• Exercise prompt: What you give back must match the data exactly, minus the pictures.

Interface dataset entries:
★ ★ ★

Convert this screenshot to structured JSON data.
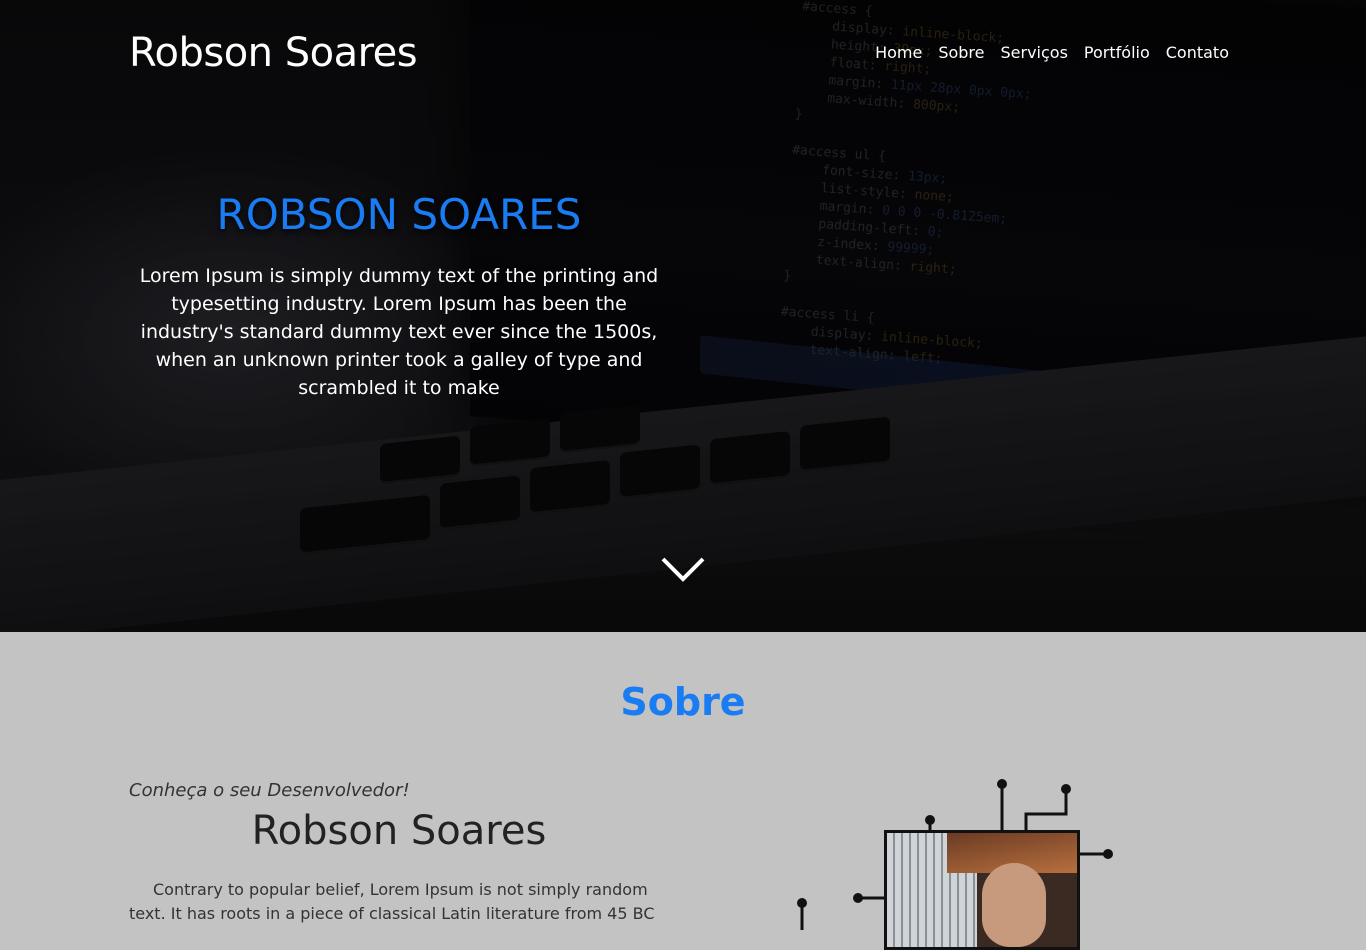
{
  "header": {
    "brand": "Robson Soares",
    "nav": [
      {
        "label": "Home"
      },
      {
        "label": "Sobre"
      },
      {
        "label": "Serviços"
      },
      {
        "label": "Portfólio"
      },
      {
        "label": "Contato"
      }
    ]
  },
  "hero": {
    "title": "ROBSON SOARES",
    "text": "Lorem Ipsum is simply dummy text of the printing and typesetting industry. Lorem Ipsum has been the industry's standard dummy text ever since the 1500s, when an unknown printer took a galley of type and scrambled it to make",
    "scroll_icon": "chevron-down-icon"
  },
  "sobre": {
    "title": "Sobre",
    "tagline": "Conheça o seu Desenvolvedor!",
    "name": "Robson Soares",
    "text": "Contrary to popular belief, Lorem Ipsum is not simply random text. It has roots in a piece of classical Latin literature from 45 BC"
  },
  "colors": {
    "accent": "#1a7cf2",
    "section_bg": "#c3c3c3",
    "text_dark": "#222222"
  }
}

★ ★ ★

• Task output:
Convert this screenshot to structured JSON data.
{
  "header": {
    "brand": "Robson Soares",
    "nav": [
      {
        "label": "Home"
      },
      {
        "label": "Sobre"
      },
      {
        "label": "Serviços"
      },
      {
        "label": "Portfólio"
      },
      {
        "label": "Contato"
      }
    ]
  },
  "hero": {
    "title": "ROBSON SOARES",
    "text": "Lorem Ipsum is simply dummy text of the printing and typesetting industry. Lorem Ipsum has been the industry's standard dummy text ever since the 1500s, when an unknown printer took a galley of type and scrambled it to make",
    "scroll_icon": "chevron-down-icon"
  },
  "sobre": {
    "title": "Sobre",
    "tagline": "Conheça o seu Desenvolvedor!",
    "name": "Robson Soares",
    "text": "Contrary to popular belief, Lorem Ipsum is not simply random text. It has roots in a piece of classical Latin literature from 45 BC"
  },
  "colors": {
    "accent": "#1a7cf2",
    "section_bg": "#c3c3c3",
    "text_dark": "#222222"
  }
}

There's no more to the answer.